As for the technical merits of the film in question, The Golden Compass has a few minor flaws from an effects perspective... In one sequence, there's a particularly obnoxious (to me) computer generated lens-flare that simply should have been left out. The acting is generally superb, as one might expect from a cast including Sirs Ian McKellen & Christopher Lee (briefly), Nicole Kidman, Daniel Craig and my personal favorite - Sam Elliott. As typecast as the man is, there will simply never be a better mustachioed cowboy in film. The film clocks in just shy of two hours, and to be honest, I could have used an extra 20 minutes or so to bolster the affect of the conclusion. Having since read the Wikipedia entries on the plot of the original novel, I certainly think the end of the first act as written by Pullman would have been a much better end to the film, but I won't go into that here.

Going in as ignorant of the source material as I was, I expected a complete film - however, The Golden Compass is merely the opening chapter to a much larger saga involving the battle between authority and free will played out on a marvelously fantastical scale. I am a bit reluctant to give a specific rating for this film as I have really only seen the first act, but if all goes well, I hope to see the rest of this story unfold. This film (and the series overall) deals with a much more serious and substantial set of intellectual issues than many of its counterparts. The underlying message of the film is fabulously pro-thought and pro-freedom, and personally, I am basking in the glorious irony that a film that takes on the issue of free-thought vs. authoritarian state/religious control - even in the watered-down, commercialized form presented here - has its metaphors played out literally in the asinine, manufactured controversy it has caused.

Looking forward to the next installment!

The Golden Compass:

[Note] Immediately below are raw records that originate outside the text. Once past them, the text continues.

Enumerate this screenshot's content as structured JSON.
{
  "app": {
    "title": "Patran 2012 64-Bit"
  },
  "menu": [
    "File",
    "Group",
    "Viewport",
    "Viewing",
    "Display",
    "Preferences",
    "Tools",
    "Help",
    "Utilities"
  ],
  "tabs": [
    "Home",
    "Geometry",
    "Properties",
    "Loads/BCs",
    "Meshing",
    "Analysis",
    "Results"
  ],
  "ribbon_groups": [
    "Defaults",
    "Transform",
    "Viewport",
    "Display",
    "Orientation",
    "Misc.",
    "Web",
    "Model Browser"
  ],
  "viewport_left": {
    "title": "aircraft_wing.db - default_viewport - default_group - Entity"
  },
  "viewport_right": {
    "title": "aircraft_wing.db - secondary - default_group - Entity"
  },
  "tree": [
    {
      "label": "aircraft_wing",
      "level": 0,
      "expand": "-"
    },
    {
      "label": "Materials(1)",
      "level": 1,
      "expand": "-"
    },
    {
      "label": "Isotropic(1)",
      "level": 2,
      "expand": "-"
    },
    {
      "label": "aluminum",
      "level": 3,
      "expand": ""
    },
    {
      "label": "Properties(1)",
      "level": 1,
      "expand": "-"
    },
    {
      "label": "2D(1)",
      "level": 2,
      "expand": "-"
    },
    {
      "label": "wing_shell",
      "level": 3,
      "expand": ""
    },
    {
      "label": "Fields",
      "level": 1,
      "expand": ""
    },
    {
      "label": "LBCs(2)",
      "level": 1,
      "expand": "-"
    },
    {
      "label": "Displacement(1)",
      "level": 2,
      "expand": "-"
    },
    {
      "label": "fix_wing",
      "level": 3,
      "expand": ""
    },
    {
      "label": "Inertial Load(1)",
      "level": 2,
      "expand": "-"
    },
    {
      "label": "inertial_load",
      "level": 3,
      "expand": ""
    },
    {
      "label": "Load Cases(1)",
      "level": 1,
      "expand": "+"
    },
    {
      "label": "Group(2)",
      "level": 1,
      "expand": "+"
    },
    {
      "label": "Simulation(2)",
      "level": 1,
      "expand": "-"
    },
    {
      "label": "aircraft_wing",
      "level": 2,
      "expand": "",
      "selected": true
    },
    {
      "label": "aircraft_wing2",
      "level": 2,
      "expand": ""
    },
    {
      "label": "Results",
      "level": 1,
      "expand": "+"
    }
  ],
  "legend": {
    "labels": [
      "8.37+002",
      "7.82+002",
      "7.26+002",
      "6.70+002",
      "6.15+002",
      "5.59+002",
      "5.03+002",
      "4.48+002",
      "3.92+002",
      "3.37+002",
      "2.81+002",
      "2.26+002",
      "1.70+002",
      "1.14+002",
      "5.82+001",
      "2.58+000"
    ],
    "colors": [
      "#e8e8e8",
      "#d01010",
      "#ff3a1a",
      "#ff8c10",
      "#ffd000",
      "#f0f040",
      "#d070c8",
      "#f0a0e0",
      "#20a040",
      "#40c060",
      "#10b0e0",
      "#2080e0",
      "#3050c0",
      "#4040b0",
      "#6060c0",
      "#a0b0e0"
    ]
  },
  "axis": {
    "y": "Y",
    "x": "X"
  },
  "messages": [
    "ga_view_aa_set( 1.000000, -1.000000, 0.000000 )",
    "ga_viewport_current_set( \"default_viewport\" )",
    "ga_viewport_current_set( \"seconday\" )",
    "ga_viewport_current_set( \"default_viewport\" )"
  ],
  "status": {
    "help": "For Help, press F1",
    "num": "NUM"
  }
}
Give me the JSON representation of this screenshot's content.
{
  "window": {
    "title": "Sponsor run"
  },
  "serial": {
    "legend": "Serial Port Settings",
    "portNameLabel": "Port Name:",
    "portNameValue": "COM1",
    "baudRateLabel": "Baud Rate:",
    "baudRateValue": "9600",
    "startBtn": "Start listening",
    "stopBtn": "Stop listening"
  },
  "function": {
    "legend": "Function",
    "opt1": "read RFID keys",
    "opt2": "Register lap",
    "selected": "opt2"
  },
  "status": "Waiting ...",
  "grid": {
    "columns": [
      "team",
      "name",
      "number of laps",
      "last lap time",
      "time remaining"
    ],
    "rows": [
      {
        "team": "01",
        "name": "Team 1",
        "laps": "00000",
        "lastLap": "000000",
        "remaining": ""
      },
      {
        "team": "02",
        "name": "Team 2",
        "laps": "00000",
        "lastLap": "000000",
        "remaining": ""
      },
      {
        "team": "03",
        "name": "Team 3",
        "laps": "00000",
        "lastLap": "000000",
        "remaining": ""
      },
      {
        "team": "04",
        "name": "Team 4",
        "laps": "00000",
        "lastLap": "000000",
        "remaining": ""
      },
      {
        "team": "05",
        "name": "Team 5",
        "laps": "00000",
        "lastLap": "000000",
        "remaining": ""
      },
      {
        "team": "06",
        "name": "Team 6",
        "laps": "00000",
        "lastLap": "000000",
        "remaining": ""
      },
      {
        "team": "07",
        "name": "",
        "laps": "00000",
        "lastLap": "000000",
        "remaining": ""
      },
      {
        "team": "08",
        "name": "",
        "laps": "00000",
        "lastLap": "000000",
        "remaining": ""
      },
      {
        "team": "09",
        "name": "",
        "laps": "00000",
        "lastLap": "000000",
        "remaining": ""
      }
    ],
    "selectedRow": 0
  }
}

THE MUSIC REVIEW: Alexandre Desplat has composed a score for The Golden Compass which may skirt the boundaries a bit too close to fantasy-genre cliches, but for me sets an excellent tone and shows a lot of nuance and compositional skill. I recently complained somewhat about Alan Silvestri's score to Beowulf which seemed to me to be holding back a lot for a film and subject matter which was excitingly over-the-top. Desplat's work for this film is in a lot of ways what I wish Silvestri had done. The orchestral scale and intensity of scoring really fit the scope of The Golden Compass and did so in such a way which reflected both the childish and adult characteristics at play on screen. That is not to say that it is entirely without some problems. For example, the opening sequence seemed to me to be a bit derivative of Howard Shore's lighthearted "Shire" cues in the Lord of the Rings - and if not that then perhaps Edvard Grieg's "Morning Mood". Those comparisons might be a bit extreme, but the opening certainly played up this extremely innocent, childish and folksy quality which really didn't exist in the context of the film at large - although what music was there, was well written. I would have liked to have heard more leitmotif development up front and the establishment of an alternate-dimension time and place - more magic. Beyond that, the cliche that bugged me might very well be a pet peeve that only applies to me, but in the first sequence of Lyra and Ms. Coulter leaving the port in her sky-ship, Desplat touches on an alternating 5th, minor 6th interval in the horns over a sustained major chord - ultimately an inversion of an augmented triad with an added major 7th which I (and you all) have heard in virtually every fantasy film score ever written. This may seem like nitpicking, but it would be quite obvious to you if I pointed it out and as far as I'm concerned could have been more creatively avoided. With all that in mind however, speaking as a composer, all of my beefs with the score smack of heavy-handed director involvement - though I would have to check out more of Desplat's scores to be sure. All in all, the score to The Golden Compass was handled very well and I look forward to hearing more from Alexandre Desplat in the future.